    I agree that it is all about ROI and the upside/downside ratio, and as you know from my Visual FoxPro background, I have great respect for more dynamic languages (and am comfortable with analyzing the push and pull of compile-time errors vs. run-time errors).

    The methodologies put in place here are definitely worth of placing into the toolbox in order to properly handle nails, screws, and whatever else comes our way, so your ideas are appreciated.

    I'll go check out your blog. Have a great 2019!



    Friday, January 4, 2019 3:11 PM
  • "I certainly never meant to imply that you were wrong about anything, so if I did, I apologize."

    I didn't think so either. But since these comments are (probably) also read by others, I wanted to re-iterate my thoughts explicitly none the less, to avoid confusion for others reading it. I think we in general terms agree on most parts it seems :)

    Saturday, January 5, 2019 10:35 AM
  • This is a thought provoking article. Of course the symbolic delegates and Lizzie are interesting. More interesting is the thought behind them. As the profession gets more complex, there will be specialization. So far the specializations in the industry are always around the programmer but with complexity the specialization will be inside programming staff also. Specialists become costlier with time leading to expensive software.
    Saturday, February 9, 2019 6:05 AM
  • Thank you Ravich. There is an overarching idea behind everything I do, create, and write - And yes, hopefully my ideas are thought provoking, since according to my Zeitgeist, provoking thoughts are desperately needed in these days in our profession.

    500 years ago, our "predecessors" built stunning cathedrals, out of literally sticks and stones, whom we today admire and ask ourselves "how?" Today we struggle with creating "Hello World", due to the amount of complexity that has been driven into our work, under the assumption of that it would ease our job, while the effects became for all practical concerns the exact opposite.

    Ask yourself "what was the reasons for the internet's success". I for one see it as a "data channel". It features no "strongly typing", zero "OOP", no "design patterns", etc - Still, it's the by far most massively successful and scalable idea humanity has ever had. Let's do the same with our code internally within our servers and clients, and maybe we'll experience similar results there too ...? :)

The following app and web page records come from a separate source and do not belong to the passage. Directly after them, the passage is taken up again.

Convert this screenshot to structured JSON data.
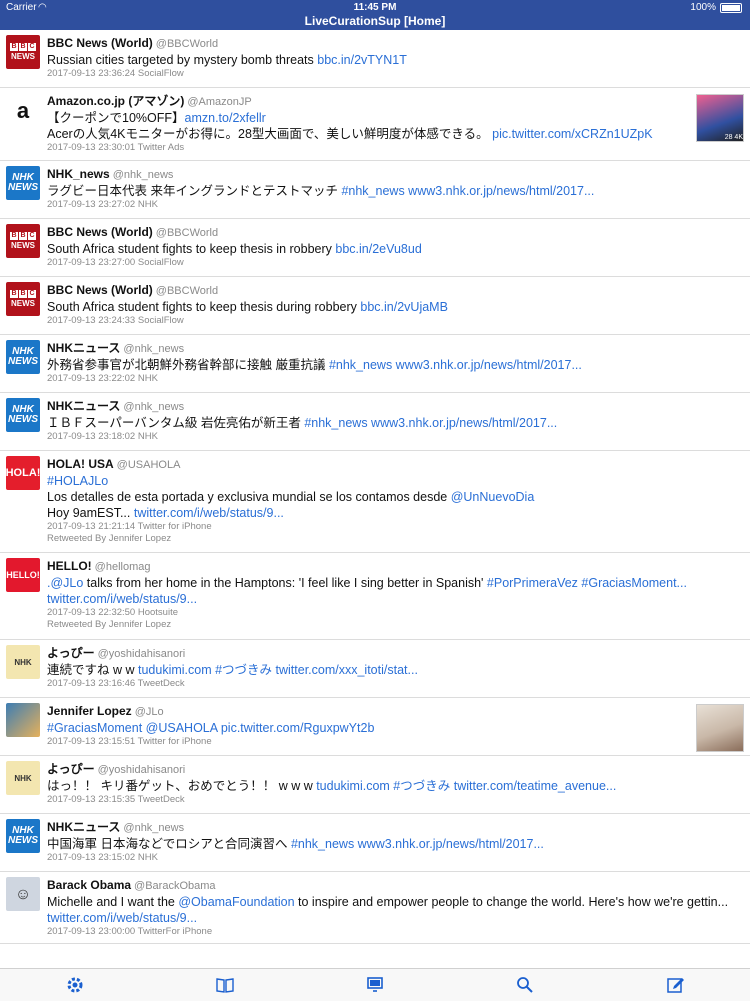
{
  "status": {
    "carrier": "Carrier",
    "time": "11:45 PM",
    "battery": "100%"
  },
  "header": {
    "title": "LiveCurationSup [Home]"
  },
  "tweets": [
    {
      "avatar": "bbc-news-logo",
      "name": "BBC News (World)",
      "handle": "@BBCWorld",
      "text": "Russian cities targeted by mystery bomb threats ",
      "link": "bbc.in/2vTYN1T",
      "meta": "2017-09-13 23:36:24 SocialFlow"
    },
    {
      "avatar": "amazon-logo",
      "name": "Amazon.co.jp (アマゾン)",
      "handle": "@AmazonJP",
      "text": "【クーポンで10%OFF】",
      "link": "amzn.to/2xfellr",
      "text2": "Acerの人気4Kモニターがお得に。28型大画面で、美しい鮮明度が体感できる。 ",
      "link2": "pic.twitter.com/xCRZn1UZpK",
      "meta": "2017-09-13 23:30:01 Twitter Ads",
      "thumb": "monitor-image"
    },
    {
      "avatar": "nhk-news-logo",
      "name": "NHK_news",
      "handle": "@nhk_news",
      "text": "ラグビー日本代表 来年イングランドとテストマッチ ",
      "link": "#nhk_news www3.nhk.or.jp/news/html/2017...",
      "meta": "2017-09-13 23:27:02 NHK"
    },
    {
      "avatar": "bbc-news-logo",
      "name": "BBC News (World)",
      "handle": "@BBCWorld",
      "text": "South Africa student fights to keep thesis in robbery ",
      "link": "bbc.in/2eVu8ud",
      "meta": "2017-09-13 23:27:00 SocialFlow"
    },
    {
      "avatar": "bbc-news-logo",
      "name": "BBC News (World)",
      "handle": "@BBCWorld",
      "text": "South Africa student fights to keep thesis during robbery ",
      "link": "bbc.in/2vUjaMB",
      "meta": "2017-09-13 23:24:33 SocialFlow"
    },
    {
      "avatar": "nhk-news-logo",
      "name": "NHKニュース",
      "handle": "@nhk_news",
      "text": "外務省参事官が北朝鮮外務省幹部に接触 厳重抗議 ",
      "link": "#nhk_news www3.nhk.or.jp/news/html/2017...",
      "meta": "2017-09-13 23:22:02 NHK"
    },
    {
      "avatar": "nhk-news-logo",
      "name": "NHKニュース",
      "handle": "@nhk_news",
      "text": "ＩＢＦスーパーバンタム級 岩佐亮佑が新王者 ",
      "link": "#nhk_news www3.nhk.or.jp/news/html/2017...",
      "meta": "2017-09-13 23:18:02 NHK"
    },
    {
      "avatar": "hola-logo",
      "name": "HOLA! USA",
      "handle": "@USAHOLA",
      "link0": "#HOLAJLo",
      "text": "Los detalles de esta portada y exclusiva mundial se los contamos desde ",
      "link": "@UnNuevoDia",
      "text2": "Hoy 9amEST... ",
      "link2": "twitter.com/i/web/status/9...",
      "meta": "2017-09-13 21:21:14 Twitter for iPhone",
      "retweet": "Retweeted By Jennifer Lopez"
    },
    {
      "avatar": "hello-logo",
      "name": "HELLO!",
      "handle": "@hellomag",
      "link0": ".@JLo",
      "text": " talks from her home in the Hamptons: 'I feel like I sing better in Spanish' ",
      "link": "#PorPrimeraVez #GraciasMoment...",
      "link2": "twitter.com/i/web/status/9...",
      "meta": "2017-09-13 22:32:50 Hootsuite",
      "retweet": "Retweeted By Jennifer Lopez"
    },
    {
      "avatar": "yoshida-avatar",
      "name": "よっぴー",
      "handle": "@yoshidahisanori",
      "text": "連続ですね w w ",
      "link": "tudukimi.com #つづきみ twitter.com/xxx_itoti/stat...",
      "meta": "2017-09-13 23:16:46 TweetDeck"
    },
    {
      "avatar": "jlo-avatar",
      "name": "Jennifer Lopez",
      "handle": "@JLo",
      "text": "",
      "link": "#GraciasMoment @USAHOLA pic.twitter.com/RguxpwYt2b",
      "meta": "2017-09-13 23:15:51 Twitter for iPhone",
      "thumb": "magazine-cover"
    },
    {
      "avatar": "yoshida-avatar",
      "name": "よっぴー",
      "handle": "@yoshidahisanori",
      "text": "はっ！！ キリ番ゲット、おめでとう！！ w w w ",
      "link": "tudukimi.com  #つづきみ twitter.com/teatime_avenue...",
      "meta": "2017-09-13 23:15:35 TweetDeck"
    },
    {
      "avatar": "nhk-news-logo",
      "name": "NHKニュース",
      "handle": "@nhk_news",
      "text": "中国海軍 日本海などでロシアと合同演習へ ",
      "link": "#nhk_news www3.nhk.or.jp/news/html/2017...",
      "meta": "2017-09-13 23:15:02 NHK"
    },
    {
      "avatar": "obama-avatar",
      "name": "Barack Obama",
      "handle": "@BarackObama",
      "text": "Michelle and I want the ",
      "link": "@ObamaFoundation",
      "text_after": " to inspire and empower people to change the world. Here's how we're gettin...",
      "link2": "twitter.com/i/web/status/9...",
      "meta": "2017-09-13 23:00:00 TwitterFor iPhone"
    }
  ],
  "tabbar": {
    "icons": [
      "gear-icon",
      "book-icon",
      "display-icon",
      "search-icon",
      "compose-icon"
    ]
  },
  "colors": {
    "bar": "#2f4f9e",
    "link": "#2a6fd6",
    "tabActive": "#1a5fcf"
  }
}
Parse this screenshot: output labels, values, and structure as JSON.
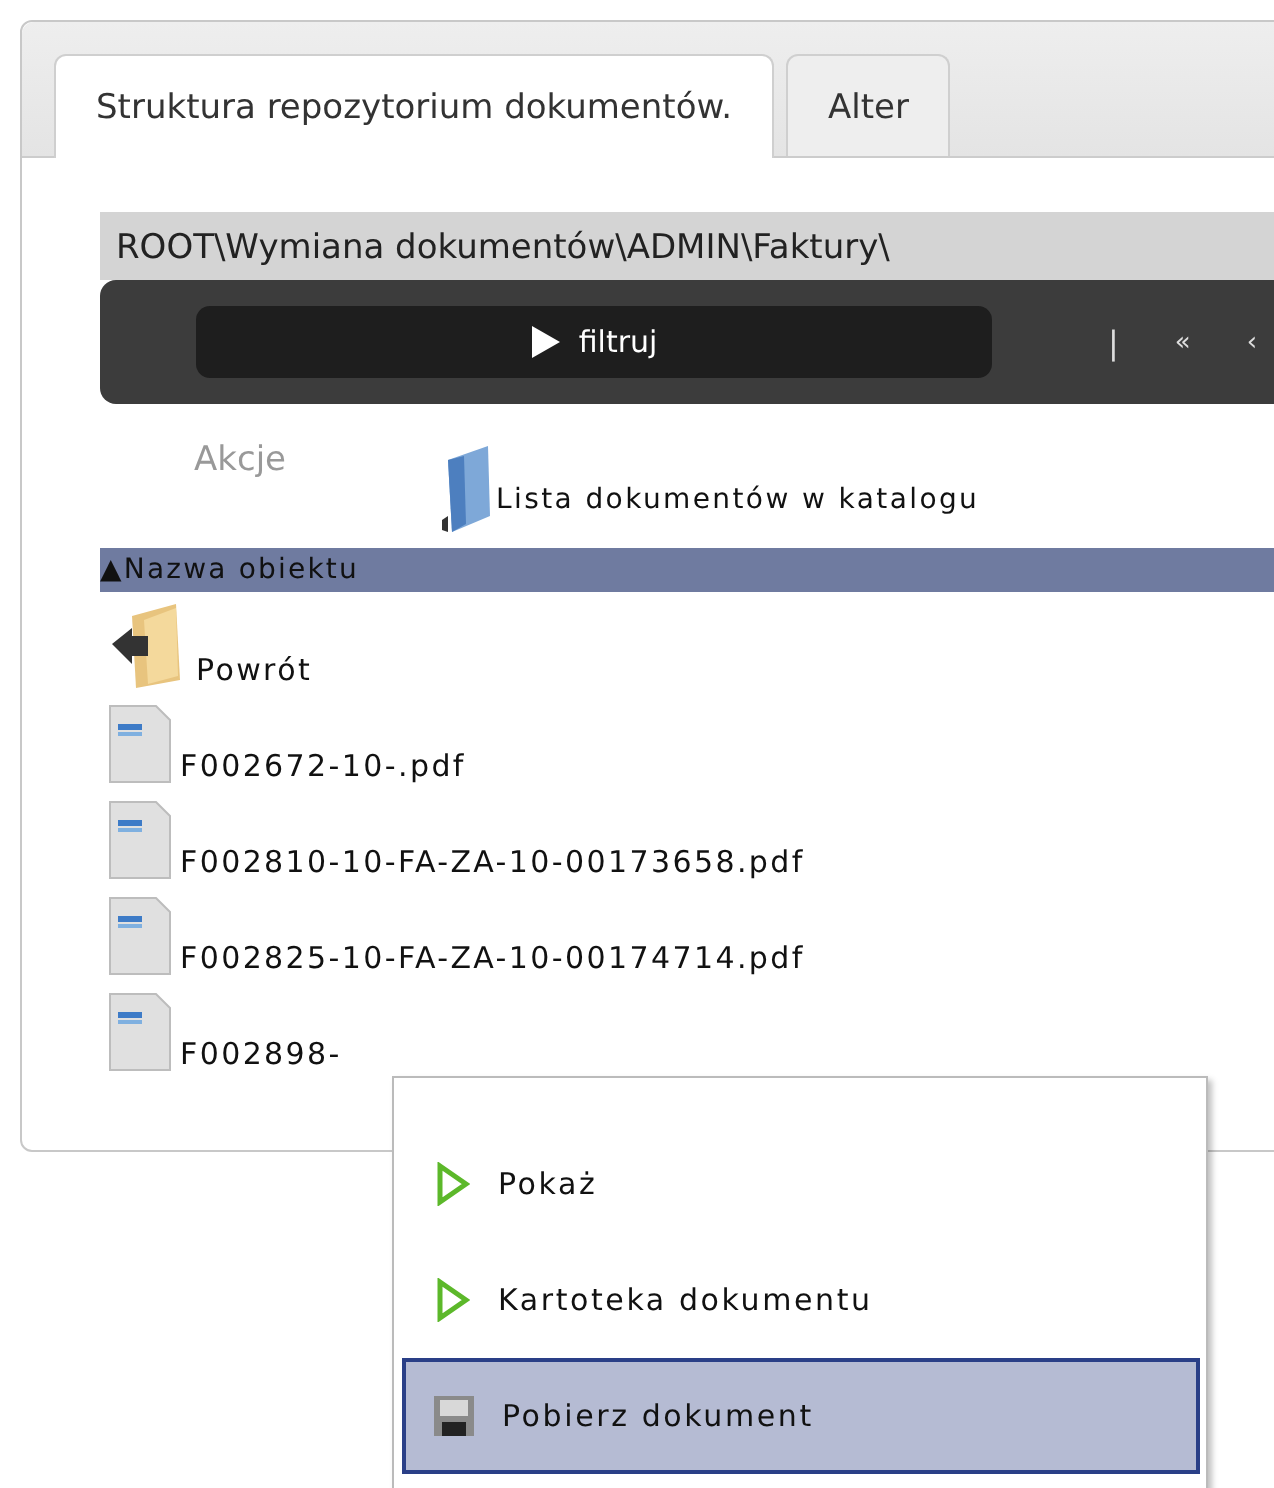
{
  "tabs": [
    {
      "label": "Struktura repozytorium dokumentów.",
      "selected": true
    },
    {
      "label": "Alter",
      "selected": false
    }
  ],
  "breadcrumb": "ROOT\\Wymiana dokumentów\\ADMIN\\Faktury\\",
  "toolbar": {
    "filter_button": "filtruj",
    "separator": "|",
    "pager": [
      "«",
      "‹"
    ]
  },
  "actions": {
    "label": "Akcje",
    "list_title": "Lista dokumentów w katalogu"
  },
  "table": {
    "column": "Nazwa obiektu",
    "sort_mark": "▲",
    "rows": [
      {
        "kind": "back",
        "name": "Powrót"
      },
      {
        "kind": "file",
        "name": "F002672-10-.pdf"
      },
      {
        "kind": "file",
        "name": "F002810-10-FA-ZA-10-00173658.pdf"
      },
      {
        "kind": "file",
        "name": "F002825-10-FA-ZA-10-00174714.pdf"
      },
      {
        "kind": "file",
        "name": "F002898-"
      }
    ]
  },
  "context_menu": [
    {
      "kind": "play",
      "label": "Pokaż",
      "selected": false
    },
    {
      "kind": "play",
      "label": "Kartoteka dokumentu",
      "selected": false
    },
    {
      "kind": "save",
      "label": "Pobierz dokument",
      "selected": true
    }
  ]
}
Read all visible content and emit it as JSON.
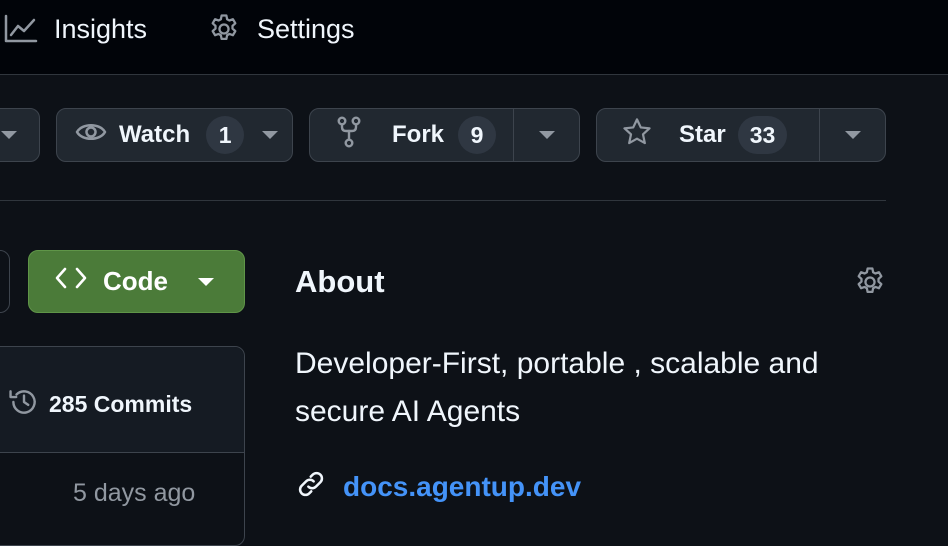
{
  "nav": {
    "insights_label": "Insights",
    "settings_label": "Settings"
  },
  "repo_actions": {
    "watch": {
      "label": "Watch",
      "count": "1"
    },
    "fork": {
      "label": "Fork",
      "count": "9"
    },
    "star": {
      "label": "Star",
      "count": "33"
    }
  },
  "code_button": {
    "label": "Code"
  },
  "commits": {
    "label": "285 Commits",
    "last_updated": "5 days ago"
  },
  "about": {
    "title": "About",
    "description": "Developer-First, portable , scalable and secure AI Agents",
    "link": "docs.agentup.dev"
  },
  "colors": {
    "page_bg": "#0d1117",
    "topbar_bg": "#010409",
    "button_bg": "#212830",
    "code_button_bg": "#4b7b39",
    "link": "#4493f8"
  }
}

    "Data in, data out - Everything else is tricking ourselves to believe in that which does not exist"

    Thursday, March 7, 2019 7:20 AM